13 January 2017
When it was suggested to Joe, Karl, Nathanael and Nick that they should perform as a quartet at a concert arranged by their corps, they could not have imagined that in just a little more than a year they would be singing in front of 5,000 people at the Royal Albert Hall – but that is just part of the incredible story of FourHymn, the boy-band-style quartet of Salvationists from Regent Hall.
Since their first appearance they have sung at corps across the UK and Republic of Ireland Territory, performed at the recent Prepare to Dare congress in Harrogate and released their first CD. However, when Bandmaster Steve Hanover first suggested that they sing together at the Expressions evening last year, the four of them were not immediately struck on the idea.
‘We were a bit dubious about doing it at first,’ admits Nathanael. ‘If I’m honest, I thought it was a bit cheesy. But as we rehearsed together we realised that it was something we could do.’
It helped that each of the four’s vocal range complemented the rest of the group. Nick Hampton sings top tenor, Nathanael Watchorn second tenor, Joe Rose sings first bass while Karl Westwood completes the range with bottom bass.
The four, whose CD refers to them as ‘boys’ are aged between 20 and 27 and their appearance at the congress fringe festival drew the largest crowd of the weekend – although they are baffled by the interest shown in them.

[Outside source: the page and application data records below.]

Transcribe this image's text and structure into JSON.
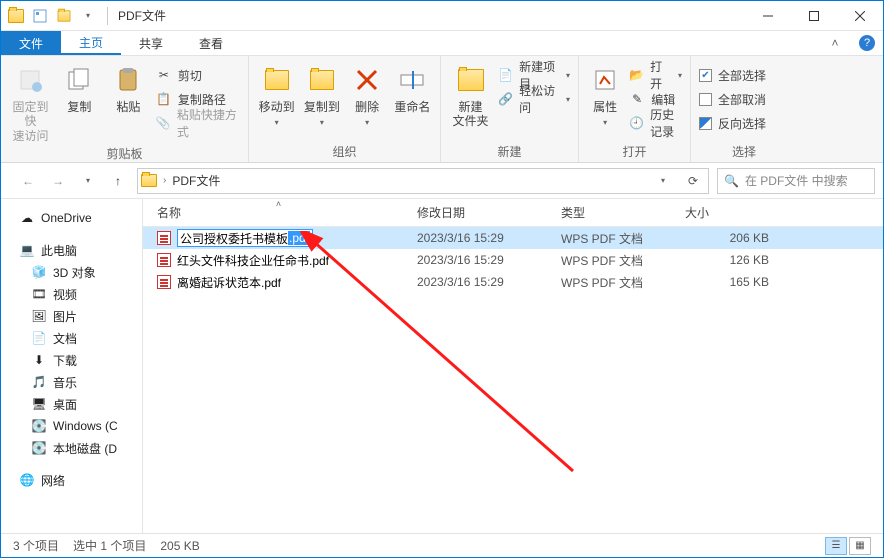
{
  "window": {
    "title": "PDF文件"
  },
  "ribbon_tabs": {
    "file": "文件",
    "home": "主页",
    "share": "共享",
    "view": "查看"
  },
  "ribbon": {
    "pin": "固定到快\n速访问",
    "copy": "复制",
    "paste": "粘贴",
    "cut": "剪切",
    "copy_path": "复制路径",
    "paste_shortcut": "粘贴快捷方式",
    "clipboard": "剪贴板",
    "move_to": "移动到",
    "copy_to": "复制到",
    "delete": "删除",
    "rename": "重命名",
    "organize": "组织",
    "new_folder": "新建\n文件夹",
    "new_item": "新建项目",
    "easy_access": "轻松访问",
    "new": "新建",
    "properties": "属性",
    "open": "打开",
    "edit": "编辑",
    "history": "历史记录",
    "open_group": "打开",
    "select_all": "全部选择",
    "select_none": "全部取消",
    "invert": "反向选择",
    "select": "选择"
  },
  "nav": {
    "folder": "PDF文件",
    "search_placeholder": "在 PDF文件 中搜索"
  },
  "columns": {
    "name": "名称",
    "date": "修改日期",
    "type": "类型",
    "size": "大小"
  },
  "tree": {
    "onedrive": "OneDrive",
    "this_pc": "此电脑",
    "objects3d": "3D 对象",
    "videos": "视频",
    "pictures": "图片",
    "documents": "文档",
    "downloads": "下载",
    "music": "音乐",
    "desktop": "桌面",
    "windows_c": "Windows (C",
    "local_d": "本地磁盘 (D",
    "network": "网络"
  },
  "files": [
    {
      "name_base": "公司授权委托书模板",
      "name_ext": ".pdf",
      "date": "2023/3/16 15:29",
      "type": "WPS PDF 文档",
      "size": "206 KB",
      "selected": true,
      "renaming": true
    },
    {
      "name": "红头文件科技企业任命书.pdf",
      "date": "2023/3/16 15:29",
      "type": "WPS PDF 文档",
      "size": "126 KB"
    },
    {
      "name": "离婚起诉状范本.pdf",
      "date": "2023/3/16 15:29",
      "type": "WPS PDF 文档",
      "size": "165 KB"
    }
  ],
  "status": {
    "count": "3 个项目",
    "selected": "选中 1 个项目",
    "size": "205 KB"
  }
}
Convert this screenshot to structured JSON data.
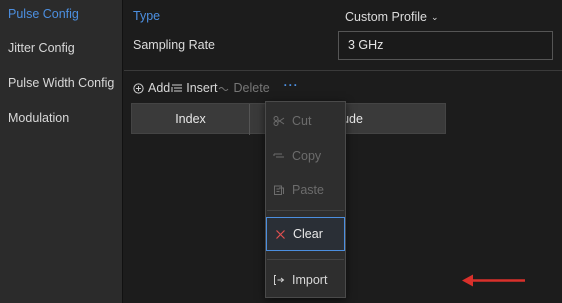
{
  "sidebar": {
    "items": [
      {
        "label": "Pulse Config",
        "active": true
      },
      {
        "label": "Jitter Config",
        "active": false
      },
      {
        "label": "Pulse Width Config",
        "active": false
      },
      {
        "label": "Modulation",
        "active": false
      }
    ]
  },
  "form": {
    "type_label": "Type",
    "type_value": "Custom Profile",
    "sampling_label": "Sampling Rate",
    "sampling_value": "3 GHz"
  },
  "toolbar": {
    "add_label": "Add",
    "insert_label": "Insert",
    "delete_label": "Delete",
    "more_label": "···"
  },
  "table": {
    "columns": [
      "Index",
      "Amplitude"
    ],
    "visible_column_text": [
      "Index",
      "litude"
    ]
  },
  "context_menu": {
    "items": [
      {
        "label": "Cut",
        "icon": "scissors-icon",
        "enabled": false
      },
      {
        "label": "Copy",
        "icon": "copy-icon",
        "enabled": false
      },
      {
        "label": "Paste",
        "icon": "paste-icon",
        "enabled": false
      },
      {
        "label": "Clear",
        "icon": "close-icon",
        "enabled": true,
        "highlighted": true
      },
      {
        "label": "Import",
        "icon": "import-icon",
        "enabled": true
      }
    ]
  },
  "colors": {
    "accent": "#4c8fe0",
    "clear_icon": "#e05050",
    "arrow": "#d9302b"
  }
}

‘It does seem a bit ridiculous to us,’ laughs Nick. ‘We’re just four guys who have fun doing what we do and we hope that this comes across in our performances and when we’re leading worship as well.’
‘It seems strange to have someone you’ve never met before come up to you and buy your CD,’ agrees Karl. ‘It’s funny because we’ve tried to find a target audience to focus on, but the age of people buying our CD is across the board.’
One element in the success of FourHymn could be the friendships they had with each other before they started singing together. ‘We really enjoy hanging out together,’ says Joe, the youngest member of the group. ‘We’re all good friends – but we also all have a strong faith that we want to share.’
As the boys talk about their singing and their motivation for being part of the group it becomes clear that their faith – and their wish to communicate it – is the number one priority in all they do.
‘I do a lot of work with youth and young people,’ explains Nick. ‘Sometimes it’s really hard to get them to engage with our faith, but being a Christian should be about having good fun and it’s should be cool because it’s counter-cultural.
‘For me, singing with FourHymn is about making what we do look fun and engaging. We’re just having a good time worshipping God because it’s what we want to do. By the end of each of our concerts, we want people to have heard the Christian message and to see that we are pretty normal, so they’re encouraged to look into Christianity and see it’s not stiff and starchy with a load of rules.’
Reaching out with the Christian message is also important to Karl, who works for the Army as a music editor in Central Services.
‘I’m passionate about the Army using new styles of music to attract new people,’ he enthuses. ‘Different people like different things and not everyone wants to hear a brass band – although not everyone will want to hear us either!
‘This is a new expression of music in this territory. It could have been a complete flop, but once we’d sung at Expressions (Regent Hall's annual music concert) last year we had a few people emailing and asking if we would go to different corps and centres around the territory. I feel our music could bridge some gaps.’
That music is now more widely available with the release of FourHymn’s new CD This Is Amazing Grace. The tracks were recorded after a lengthy process to select the dozen songs included on the disc.
‘Choosing the tracks seemed like a long, drawn out process,’ reveals Karl. ‘We all came along with about 15 ideas each and so we had rounds of voting to see what we recorded.’
The end result of the voting process was a collection of songs that cover a range of different musical formats, as Nathanael explains: ‘Some of the songs are string based, some are classical and some a bit more modern. It’s a good mix of all the things we wanted to include.
‘There are also a couple of tracks on the album from Transmission, who we saw at the Boundless Congress. We all thought they were such an amazing group for the Army to have – great musicians and great Christians and Salvationists. A lot of what they do is to keep Army heritage by taking old Army tunes and reworking them. We were all really inspired by this concept.’
‘On the CD we wanted to keep that link to Army music because we are Salvationists – it’s who we are,’ adds Karl. ‘So we included I’m In His Hands and To Be Like Jesus but with some of the tune reworked.’
The CD sales are going well and dates for more concerts are already in FourHymn’s 2017 diary. The four boys are determined to continue to develop the group and its ministry, as Karl explains: ‘We’re always on the lookout for gigs within the Army, but we would like to start branching out into areas other than the Army – perhaps even secular gigs – to find new ways to minister and evangelise.’
This article was first published in UK-based Salvationist magazine. Captain Andrew Stone is editor of Salvationist.